""Grow It! Make it! Give it!"" urge the energetic authors (Home Made in the Kitchen), who do, indeed, grow tropical fruit indoors (in Chicago of all places), bake poundcakes stuffed with cherries they have dried themselves and make it a habit to give gifts of homemade preserves, bath oil and potpourri. The book has five information-packed sections: The Kitchen Garden (meaning in or near the kitchen: Bluestein and Morissey have only a small city terrace for a ""backyard"" plot); Preserving, Pickling and Drying; Condiments; Baking; and The Kitchen Apothecary. Want to know how to plant a perfect windowsill herb garden, make Old Fashioned Strawberry Preserves or whip up some Almond Cornmeal Soap?

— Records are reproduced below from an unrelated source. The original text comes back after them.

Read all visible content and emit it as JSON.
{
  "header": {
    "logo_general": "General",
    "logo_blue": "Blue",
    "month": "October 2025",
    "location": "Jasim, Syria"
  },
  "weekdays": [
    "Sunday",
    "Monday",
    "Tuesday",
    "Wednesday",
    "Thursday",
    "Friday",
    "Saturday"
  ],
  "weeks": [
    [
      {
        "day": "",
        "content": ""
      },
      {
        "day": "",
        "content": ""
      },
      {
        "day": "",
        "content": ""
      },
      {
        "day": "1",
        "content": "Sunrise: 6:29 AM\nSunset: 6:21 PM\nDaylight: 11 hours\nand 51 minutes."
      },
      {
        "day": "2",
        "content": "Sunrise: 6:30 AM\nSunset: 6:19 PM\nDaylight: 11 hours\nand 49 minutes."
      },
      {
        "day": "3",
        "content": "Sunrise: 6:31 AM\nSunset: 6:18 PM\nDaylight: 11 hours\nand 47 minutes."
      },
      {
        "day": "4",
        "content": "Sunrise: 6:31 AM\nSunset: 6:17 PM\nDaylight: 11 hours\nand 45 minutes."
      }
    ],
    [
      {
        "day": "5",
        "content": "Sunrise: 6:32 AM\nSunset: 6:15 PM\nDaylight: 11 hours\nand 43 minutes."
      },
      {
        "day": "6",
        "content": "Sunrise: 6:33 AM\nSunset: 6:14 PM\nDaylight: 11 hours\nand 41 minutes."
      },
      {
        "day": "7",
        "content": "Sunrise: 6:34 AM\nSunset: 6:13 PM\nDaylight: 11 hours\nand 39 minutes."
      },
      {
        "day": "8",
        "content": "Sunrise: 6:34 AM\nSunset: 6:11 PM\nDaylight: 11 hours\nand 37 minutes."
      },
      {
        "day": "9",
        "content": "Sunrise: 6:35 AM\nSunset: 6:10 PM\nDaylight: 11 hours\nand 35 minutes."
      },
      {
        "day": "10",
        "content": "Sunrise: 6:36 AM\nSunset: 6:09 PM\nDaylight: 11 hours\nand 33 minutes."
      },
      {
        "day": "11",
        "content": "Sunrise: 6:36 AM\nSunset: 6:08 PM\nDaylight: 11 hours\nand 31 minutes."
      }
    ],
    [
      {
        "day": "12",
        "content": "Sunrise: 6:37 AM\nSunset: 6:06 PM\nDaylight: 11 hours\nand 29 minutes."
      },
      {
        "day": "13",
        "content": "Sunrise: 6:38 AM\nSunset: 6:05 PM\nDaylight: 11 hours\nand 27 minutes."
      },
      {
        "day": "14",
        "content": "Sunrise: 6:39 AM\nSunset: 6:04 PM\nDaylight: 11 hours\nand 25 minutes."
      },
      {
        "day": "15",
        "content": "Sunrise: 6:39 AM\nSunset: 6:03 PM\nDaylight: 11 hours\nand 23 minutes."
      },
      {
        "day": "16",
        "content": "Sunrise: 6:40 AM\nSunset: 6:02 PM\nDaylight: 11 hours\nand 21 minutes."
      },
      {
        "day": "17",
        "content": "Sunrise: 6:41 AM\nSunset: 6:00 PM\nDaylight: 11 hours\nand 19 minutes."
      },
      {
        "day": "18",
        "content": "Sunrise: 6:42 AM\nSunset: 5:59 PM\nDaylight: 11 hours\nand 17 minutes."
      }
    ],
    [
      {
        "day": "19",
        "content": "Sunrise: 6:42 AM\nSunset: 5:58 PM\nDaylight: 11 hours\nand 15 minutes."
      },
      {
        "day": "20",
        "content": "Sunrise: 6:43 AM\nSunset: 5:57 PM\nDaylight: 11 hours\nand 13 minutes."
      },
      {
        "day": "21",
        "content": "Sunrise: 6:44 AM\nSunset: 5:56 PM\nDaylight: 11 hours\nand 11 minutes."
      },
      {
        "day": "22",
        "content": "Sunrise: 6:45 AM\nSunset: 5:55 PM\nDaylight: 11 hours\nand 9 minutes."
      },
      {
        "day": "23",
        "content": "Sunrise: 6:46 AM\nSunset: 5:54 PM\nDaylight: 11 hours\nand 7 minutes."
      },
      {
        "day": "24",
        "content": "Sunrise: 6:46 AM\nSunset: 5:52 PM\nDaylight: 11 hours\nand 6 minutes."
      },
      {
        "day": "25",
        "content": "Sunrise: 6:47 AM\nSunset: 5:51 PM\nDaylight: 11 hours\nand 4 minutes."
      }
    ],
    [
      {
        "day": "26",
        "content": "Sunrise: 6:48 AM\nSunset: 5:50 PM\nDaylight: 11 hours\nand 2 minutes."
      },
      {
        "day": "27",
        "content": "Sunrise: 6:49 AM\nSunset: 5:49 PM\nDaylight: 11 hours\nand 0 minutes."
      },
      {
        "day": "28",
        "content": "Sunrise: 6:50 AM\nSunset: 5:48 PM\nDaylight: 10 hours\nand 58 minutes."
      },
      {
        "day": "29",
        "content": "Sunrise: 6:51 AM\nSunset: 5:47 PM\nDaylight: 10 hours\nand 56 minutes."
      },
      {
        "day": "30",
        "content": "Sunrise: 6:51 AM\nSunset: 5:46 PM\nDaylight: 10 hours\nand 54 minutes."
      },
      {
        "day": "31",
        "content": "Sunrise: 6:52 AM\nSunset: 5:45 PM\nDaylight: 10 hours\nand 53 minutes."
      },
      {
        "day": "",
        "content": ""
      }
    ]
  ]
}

The authors update and simplify traditional procedures and recipes, and they offer treats of more trendy fare, such as Focaccia (made with herbs grown at home) and Roasted Red Pepper Catsup. Among the non-edible preparations presented are Sweet Ginger Bath Salts and a Sore Muscle Soak (made with Epsom salt, sea salt and eucalyptus oil). Lots of practical advice, over 100 recipes and the authors' enthusiasm for their projects make this an absorbing and useful book--especially near the holidays. (Oct.)
Reviewed on: 09/29/1997 Release date: 10/01/1997 Genre: Nonfiction

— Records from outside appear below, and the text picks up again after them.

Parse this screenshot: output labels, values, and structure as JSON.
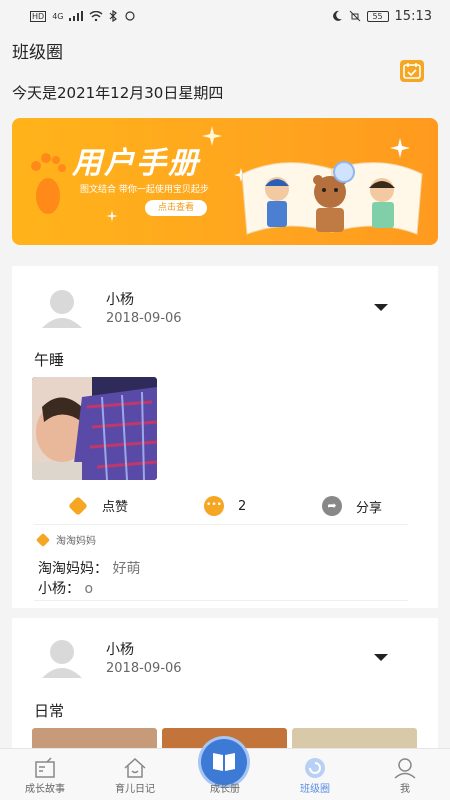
{
  "status_bar": {
    "left": [
      "HD",
      "4G",
      "signal",
      "wifi",
      "bluetooth",
      "huawei"
    ],
    "battery": "55",
    "time": "15:13"
  },
  "header": {
    "title": "班级圈",
    "date_line": "今天是2021年12月30日星期四"
  },
  "banner": {
    "title": "用户手册",
    "subtitle": "图文结合 带你一起使用宝贝起步",
    "button": "点击查看"
  },
  "posts": [
    {
      "user": "小杨",
      "date": "2018-09-06",
      "title": "午睡",
      "like_label": "点赞",
      "comment_count": "2",
      "share_label": "分享",
      "liked_by": "淘淘妈妈",
      "comments": [
        {
          "name": "淘淘妈妈：",
          "text": "好萌"
        },
        {
          "name": "小杨：",
          "text": "o"
        }
      ]
    },
    {
      "user": "小杨",
      "date": "2018-09-06",
      "title": "日常"
    }
  ],
  "tabs": [
    {
      "label": "成长故事",
      "icon": "story-icon"
    },
    {
      "label": "育儿日记",
      "icon": "house-icon"
    },
    {
      "label": "成长册",
      "icon": "book-icon"
    },
    {
      "label": "班级圈",
      "icon": "circle-icon",
      "active": true
    },
    {
      "label": "我",
      "icon": "profile-icon"
    }
  ],
  "colors": {
    "accent": "#f5a623",
    "tab_active": "#5b8ee6",
    "center_button": "#3d7ad6"
  }
}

During the Covid-19 crisis, Publishers Weekly is providing free digital access to our magazine, archive, and website. To receive the access to the latest issue delivered to your inbox free each week, enter your email below.